4 Years of U.S. Economic Recovery
If you are investing in the US economy, and worrying about recession, fret not. Researchers at Goldman Sachs Group, led by Chief Economist Jan Hatzius, analyzed a data set of developed-market business cycles. Among developed economies, the average length of an economic expansion has been expanding since 1950. The longest U.S. expansion lasted 10 years, from 1991 to 2001.
Before 1950, the business expansion lasted for three years in average.
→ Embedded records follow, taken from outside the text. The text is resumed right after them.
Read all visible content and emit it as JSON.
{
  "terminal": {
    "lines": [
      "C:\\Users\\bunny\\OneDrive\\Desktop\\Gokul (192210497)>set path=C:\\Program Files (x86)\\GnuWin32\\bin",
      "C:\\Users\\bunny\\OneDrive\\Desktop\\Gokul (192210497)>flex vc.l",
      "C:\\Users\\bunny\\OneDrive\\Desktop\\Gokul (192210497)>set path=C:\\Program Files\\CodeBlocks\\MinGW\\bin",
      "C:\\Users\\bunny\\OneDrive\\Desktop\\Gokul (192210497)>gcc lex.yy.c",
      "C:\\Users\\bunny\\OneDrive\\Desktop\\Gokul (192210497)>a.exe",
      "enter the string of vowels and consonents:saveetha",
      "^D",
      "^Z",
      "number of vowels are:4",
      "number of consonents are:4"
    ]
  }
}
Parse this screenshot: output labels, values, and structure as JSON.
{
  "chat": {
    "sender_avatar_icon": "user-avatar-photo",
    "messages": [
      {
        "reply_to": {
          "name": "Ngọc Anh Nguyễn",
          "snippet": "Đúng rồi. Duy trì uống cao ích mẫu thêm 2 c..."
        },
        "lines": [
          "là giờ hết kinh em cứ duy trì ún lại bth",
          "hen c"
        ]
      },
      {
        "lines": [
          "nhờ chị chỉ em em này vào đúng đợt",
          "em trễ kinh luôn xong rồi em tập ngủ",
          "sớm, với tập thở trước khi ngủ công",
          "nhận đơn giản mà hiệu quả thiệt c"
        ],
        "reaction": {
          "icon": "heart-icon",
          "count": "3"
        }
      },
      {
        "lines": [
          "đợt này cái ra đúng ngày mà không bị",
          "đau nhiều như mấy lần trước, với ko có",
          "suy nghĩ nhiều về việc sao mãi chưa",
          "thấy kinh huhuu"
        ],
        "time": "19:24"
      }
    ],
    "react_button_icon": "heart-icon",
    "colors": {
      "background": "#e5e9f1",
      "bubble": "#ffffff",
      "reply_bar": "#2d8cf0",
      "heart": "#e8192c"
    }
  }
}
Since 1950, the economy lasted an average of eight years—though the average in the U.S. over the same time has been around five years.
Goldman created a scatter plot of 255 expansions across 14 developed economies, depicted below:
The investment bank pegs the probability of the recovery enduring for another three and 2/3 years at 60%. That calculation only includes data from expansions after 1950.
The following chart outlines the probability of the recovery’s survival up to, and beyond, that 10-year milestone.
According to the data, we would estimate a recession of 10% to 15%, according to the data.